■ Information provided:
Start of Block

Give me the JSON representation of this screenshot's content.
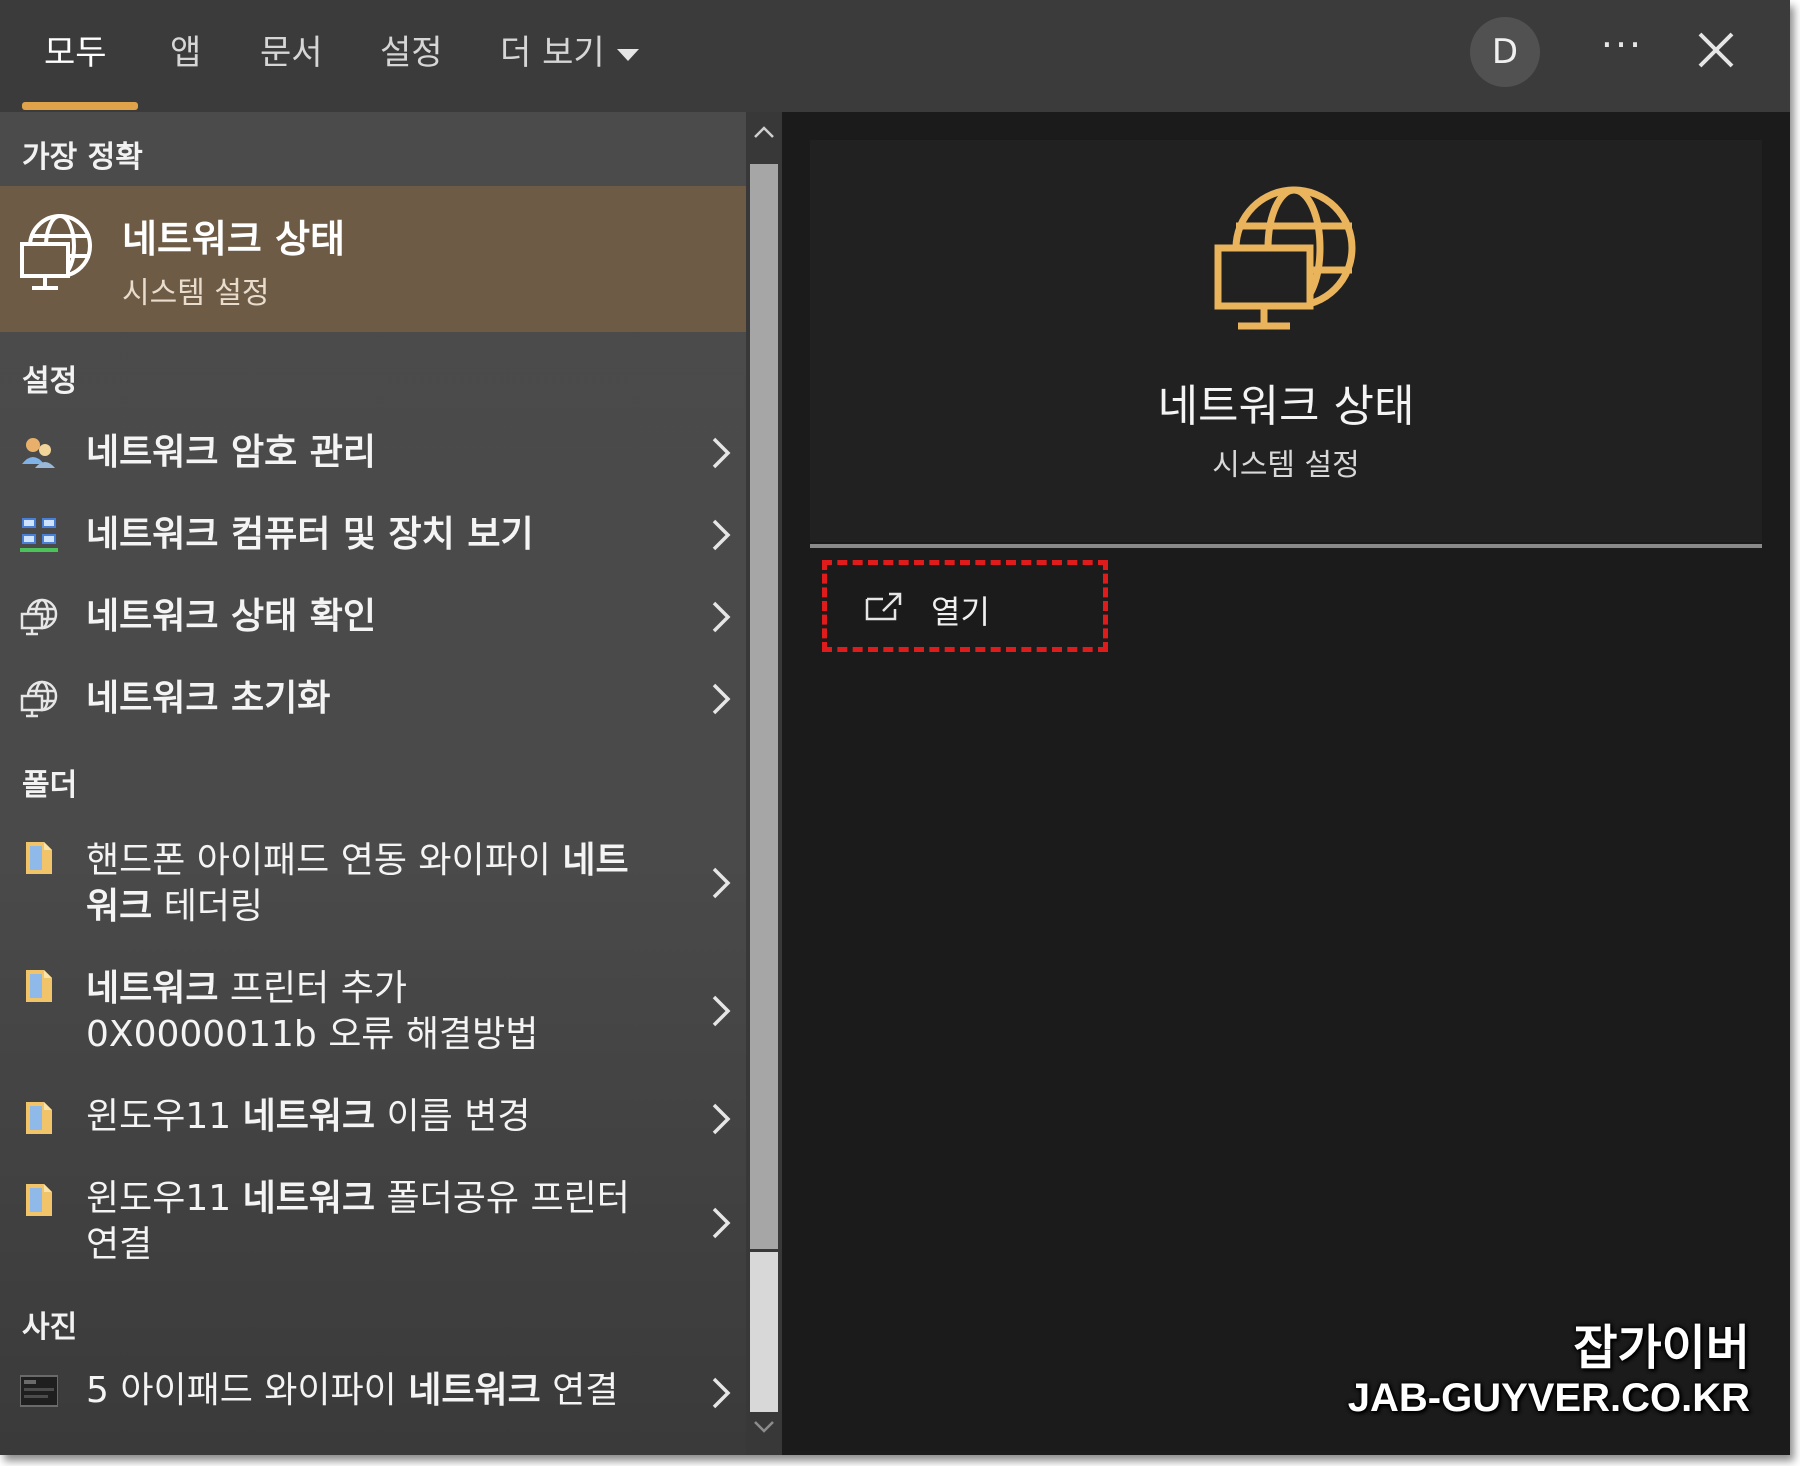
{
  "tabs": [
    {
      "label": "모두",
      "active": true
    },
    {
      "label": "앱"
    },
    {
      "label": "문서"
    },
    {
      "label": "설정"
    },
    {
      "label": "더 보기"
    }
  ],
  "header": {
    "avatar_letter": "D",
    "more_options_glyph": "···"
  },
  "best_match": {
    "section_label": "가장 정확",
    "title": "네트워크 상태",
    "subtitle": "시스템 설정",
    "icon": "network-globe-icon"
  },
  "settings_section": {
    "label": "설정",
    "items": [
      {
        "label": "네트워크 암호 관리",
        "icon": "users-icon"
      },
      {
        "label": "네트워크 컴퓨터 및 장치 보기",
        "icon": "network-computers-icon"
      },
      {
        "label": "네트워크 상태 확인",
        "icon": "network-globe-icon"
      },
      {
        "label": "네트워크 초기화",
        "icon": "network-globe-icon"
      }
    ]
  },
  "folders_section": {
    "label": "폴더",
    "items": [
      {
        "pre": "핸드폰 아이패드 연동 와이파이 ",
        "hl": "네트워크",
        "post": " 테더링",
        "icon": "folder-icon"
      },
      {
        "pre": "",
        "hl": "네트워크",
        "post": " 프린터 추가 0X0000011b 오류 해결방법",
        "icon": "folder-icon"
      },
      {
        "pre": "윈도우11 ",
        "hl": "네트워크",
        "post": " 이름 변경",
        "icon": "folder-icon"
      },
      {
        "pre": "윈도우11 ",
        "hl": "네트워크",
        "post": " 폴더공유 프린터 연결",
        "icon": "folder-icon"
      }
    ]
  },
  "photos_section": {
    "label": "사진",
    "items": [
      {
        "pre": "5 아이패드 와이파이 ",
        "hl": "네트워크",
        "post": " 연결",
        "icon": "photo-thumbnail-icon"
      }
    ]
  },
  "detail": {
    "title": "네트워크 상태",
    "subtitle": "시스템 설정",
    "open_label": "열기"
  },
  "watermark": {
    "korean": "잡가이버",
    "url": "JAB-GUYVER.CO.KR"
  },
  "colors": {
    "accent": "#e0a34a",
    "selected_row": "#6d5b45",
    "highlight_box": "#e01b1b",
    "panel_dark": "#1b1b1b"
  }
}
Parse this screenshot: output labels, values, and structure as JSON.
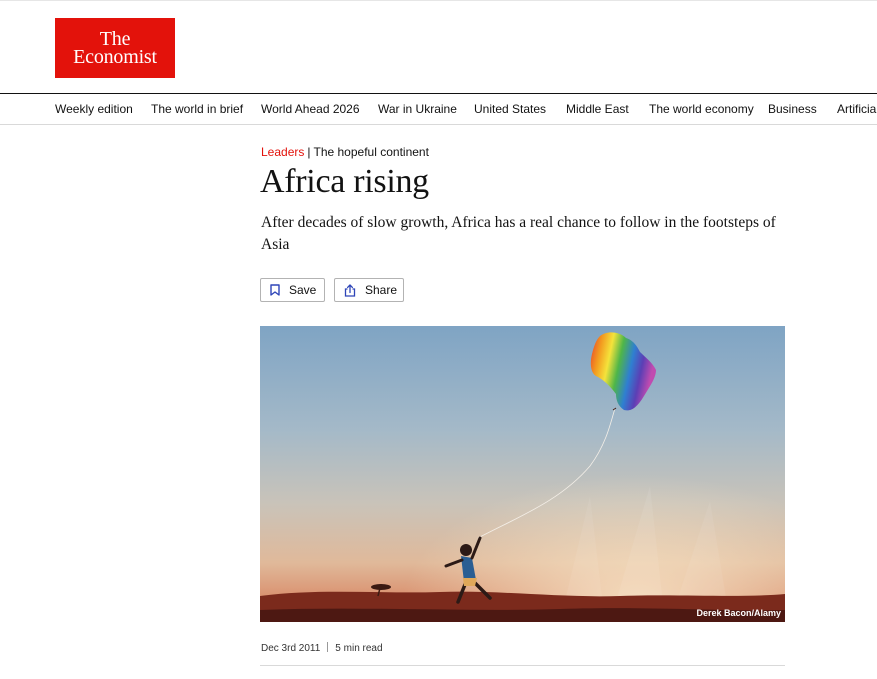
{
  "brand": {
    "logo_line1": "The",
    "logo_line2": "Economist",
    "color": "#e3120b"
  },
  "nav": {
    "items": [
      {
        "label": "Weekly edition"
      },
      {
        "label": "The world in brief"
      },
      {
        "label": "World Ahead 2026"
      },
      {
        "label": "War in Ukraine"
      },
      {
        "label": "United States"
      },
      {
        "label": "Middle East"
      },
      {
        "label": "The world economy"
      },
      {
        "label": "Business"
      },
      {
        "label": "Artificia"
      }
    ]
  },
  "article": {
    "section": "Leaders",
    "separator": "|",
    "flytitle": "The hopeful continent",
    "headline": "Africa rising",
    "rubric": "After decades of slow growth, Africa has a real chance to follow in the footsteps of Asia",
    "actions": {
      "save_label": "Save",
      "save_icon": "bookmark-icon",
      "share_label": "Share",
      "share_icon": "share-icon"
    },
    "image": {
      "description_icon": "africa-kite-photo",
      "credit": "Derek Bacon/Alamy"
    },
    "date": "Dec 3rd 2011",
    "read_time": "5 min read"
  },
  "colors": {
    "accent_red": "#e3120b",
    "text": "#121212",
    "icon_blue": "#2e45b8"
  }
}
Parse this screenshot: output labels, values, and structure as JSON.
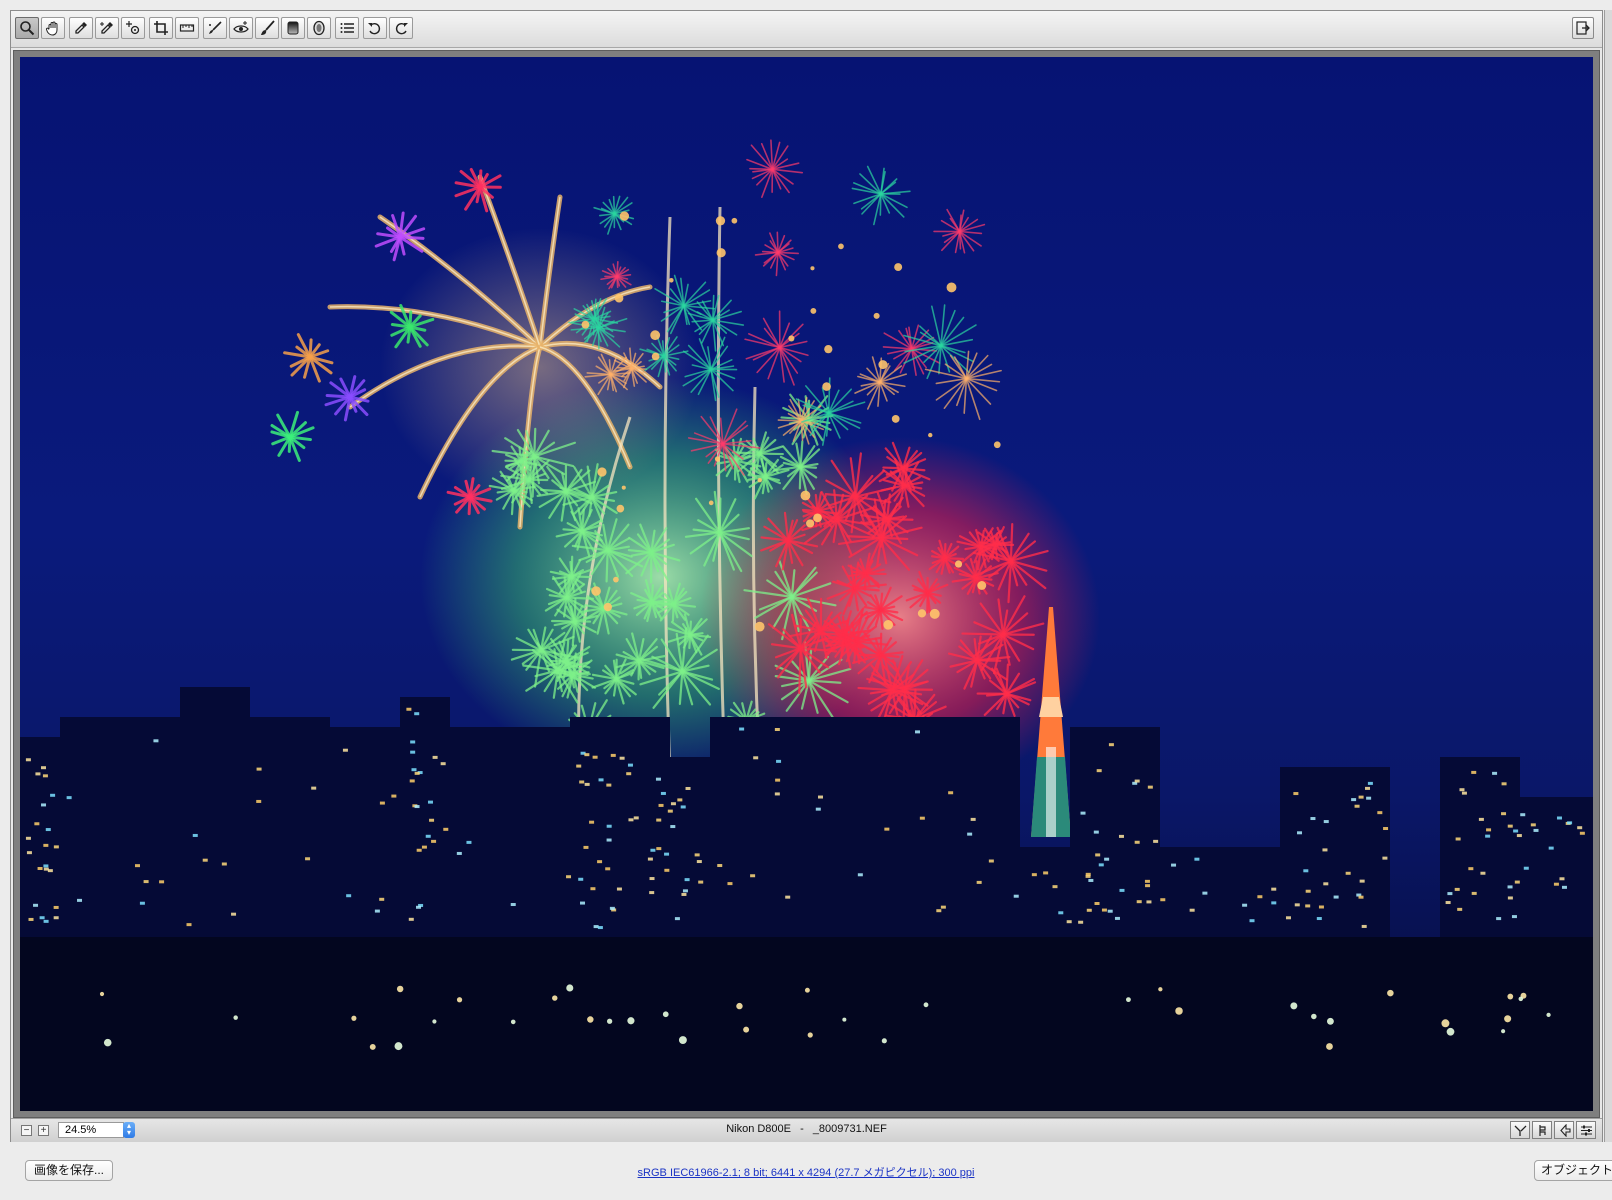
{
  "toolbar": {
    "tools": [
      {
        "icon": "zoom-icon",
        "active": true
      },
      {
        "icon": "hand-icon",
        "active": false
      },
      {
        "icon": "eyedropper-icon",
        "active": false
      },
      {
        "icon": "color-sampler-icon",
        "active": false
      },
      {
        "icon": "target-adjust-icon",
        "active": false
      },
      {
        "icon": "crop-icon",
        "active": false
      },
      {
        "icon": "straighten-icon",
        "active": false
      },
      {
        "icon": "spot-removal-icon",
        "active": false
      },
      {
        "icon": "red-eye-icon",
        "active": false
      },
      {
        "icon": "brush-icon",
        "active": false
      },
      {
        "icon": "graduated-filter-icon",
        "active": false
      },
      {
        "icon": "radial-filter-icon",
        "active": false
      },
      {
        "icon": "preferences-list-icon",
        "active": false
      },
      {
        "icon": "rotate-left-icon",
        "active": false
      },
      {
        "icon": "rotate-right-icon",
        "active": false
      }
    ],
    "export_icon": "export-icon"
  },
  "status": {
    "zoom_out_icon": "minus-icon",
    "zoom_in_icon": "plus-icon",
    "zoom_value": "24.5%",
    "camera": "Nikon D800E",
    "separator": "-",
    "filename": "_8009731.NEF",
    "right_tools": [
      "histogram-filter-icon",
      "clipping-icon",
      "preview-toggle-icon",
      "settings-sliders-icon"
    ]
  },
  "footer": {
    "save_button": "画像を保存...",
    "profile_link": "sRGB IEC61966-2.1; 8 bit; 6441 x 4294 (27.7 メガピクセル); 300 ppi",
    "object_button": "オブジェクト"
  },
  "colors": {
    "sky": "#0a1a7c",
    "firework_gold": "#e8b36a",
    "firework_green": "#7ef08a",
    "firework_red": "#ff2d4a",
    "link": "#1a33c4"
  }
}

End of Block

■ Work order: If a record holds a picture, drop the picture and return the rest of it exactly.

■ Final answer:
Give me the JSON representation of this screenshot's content.
{
  "tabs": [
    {
      "label": "모두",
      "active": true
    },
    {
      "label": "앱"
    },
    {
      "label": "문서"
    },
    {
      "label": "설정"
    },
    {
      "label": "더 보기"
    }
  ],
  "header": {
    "avatar_letter": "D",
    "more_options_glyph": "···"
  },
  "best_match": {
    "section_label": "가장 정확",
    "title": "네트워크 상태",
    "subtitle": "시스템 설정",
    "icon": "network-globe-icon"
  },
  "settings_section": {
    "label": "설정",
    "items": [
      {
        "label": "네트워크 암호 관리",
        "icon": "users-icon"
      },
      {
        "label": "네트워크 컴퓨터 및 장치 보기",
        "icon": "network-computers-icon"
      },
      {
        "label": "네트워크 상태 확인",
        "icon": "network-globe-icon"
      },
      {
        "label": "네트워크 초기화",
        "icon": "network-globe-icon"
      }
    ]
  },
  "folders_section": {
    "label": "폴더",
    "items": [
      {
        "pre": "핸드폰 아이패드 연동 와이파이 ",
        "hl": "네트워크",
        "post": " 테더링",
        "icon": "folder-icon"
      },
      {
        "pre": "",
        "hl": "네트워크",
        "post": " 프린터 추가 0X0000011b 오류 해결방법",
        "icon": "folder-icon"
      },
      {
        "pre": "윈도우11 ",
        "hl": "네트워크",
        "post": " 이름 변경",
        "icon": "folder-icon"
      },
      {
        "pre": "윈도우11 ",
        "hl": "네트워크",
        "post": " 폴더공유 프린터 연결",
        "icon": "folder-icon"
      }
    ]
  },
  "photos_section": {
    "label": "사진",
    "items": [
      {
        "pre": "5 아이패드 와이파이 ",
        "hl": "네트워크",
        "post": " 연결",
        "icon": "photo-thumbnail-icon"
      }
    ]
  },
  "detail": {
    "title": "네트워크 상태",
    "subtitle": "시스템 설정",
    "open_label": "열기"
  },
  "watermark": {
    "korean": "잡가이버",
    "url": "JAB-GUYVER.CO.KR"
  },
  "colors": {
    "accent": "#e0a34a",
    "selected_row": "#6d5b45",
    "highlight_box": "#e01b1b",
    "panel_dark": "#1b1b1b"
  }
}
Parse this screenshot: output labels, values, and structure as JSON.
{
  "brand": {
    "logo_line1": "The",
    "logo_line2": "Economist",
    "color": "#e3120b"
  },
  "nav": {
    "items": [
      {
        "label": "Weekly edition"
      },
      {
        "label": "The world in brief"
      },
      {
        "label": "World Ahead 2026"
      },
      {
        "label": "War in Ukraine"
      },
      {
        "label": "United States"
      },
      {
        "label": "Middle East"
      },
      {
        "label": "The world economy"
      },
      {
        "label": "Business"
      },
      {
        "label": "Artificia"
      }
    ]
  },
  "article": {
    "section": "Leaders",
    "separator": "|",
    "flytitle": "The hopeful continent",
    "headline": "Africa rising",
    "rubric": "After decades of slow growth, Africa has a real chance to follow in the footsteps of Asia",
    "actions": {
      "save_label": "Save",
      "save_icon": "bookmark-icon",
      "share_label": "Share",
      "share_icon": "share-icon"
    },
    "image": {
      "description_icon": "africa-kite-photo",
      "credit": "Derek Bacon/Alamy"
    },
    "date": "Dec 3rd 2011",
    "read_time": "5 min read"
  },
  "colors": {
    "accent_red": "#e3120b",
    "text": "#121212",
    "icon_blue": "#2e45b8"
  }
}
Parse this screenshot: output labels, values, and structure as JSON.
{
  "toolbar": {
    "tools": [
      {
        "icon": "zoom-icon",
        "active": true
      },
      {
        "icon": "hand-icon",
        "active": false
      },
      {
        "icon": "eyedropper-icon",
        "active": false
      },
      {
        "icon": "color-sampler-icon",
        "active": false
      },
      {
        "icon": "target-adjust-icon",
        "active": false
      },
      {
        "icon": "crop-icon",
        "active": false
      },
      {
        "icon": "straighten-icon",
        "active": false
      },
      {
        "icon": "spot-removal-icon",
        "active": false
      },
      {
        "icon": "red-eye-icon",
        "active": false
      },
      {
        "icon": "brush-icon",
        "active": false
      },
      {
        "icon": "graduated-filter-icon",
        "active": false
      },
      {
        "icon": "radial-filter-icon",
        "active": false
      },
      {
        "icon": "preferences-list-icon",
        "active": false
      },
      {
        "icon": "rotate-left-icon",
        "active": false
      },
      {
        "icon": "rotate-right-icon",
        "active": false
      }
    ],
    "export_icon": "export-icon"
  },
  "status": {
    "zoom_out_icon": "minus-icon",
    "zoom_in_icon": "plus-icon",
    "zoom_value": "24.5%",
    "camera": "Nikon D800E",
    "separator": "-",
    "filename": "_8009731.NEF",
    "right_tools": [
      "histogram-filter-icon",
      "clipping-icon",
      "preview-toggle-icon",
      "settings-sliders-icon"
    ]
  },
  "footer": {
    "save_button": "画像を保存...",
    "profile_link": "sRGB IEC61966-2.1; 8 bit; 6441 x 4294 (27.7 メガピクセル); 300 ppi",
    "object_button": "オブジェクト"
  },
  "colors": {
    "sky": "#0a1a7c",
    "firework_gold": "#e8b36a",
    "firework_green": "#7ef08a",
    "firework_red": "#ff2d4a",
    "link": "#1a33c4"
  }
}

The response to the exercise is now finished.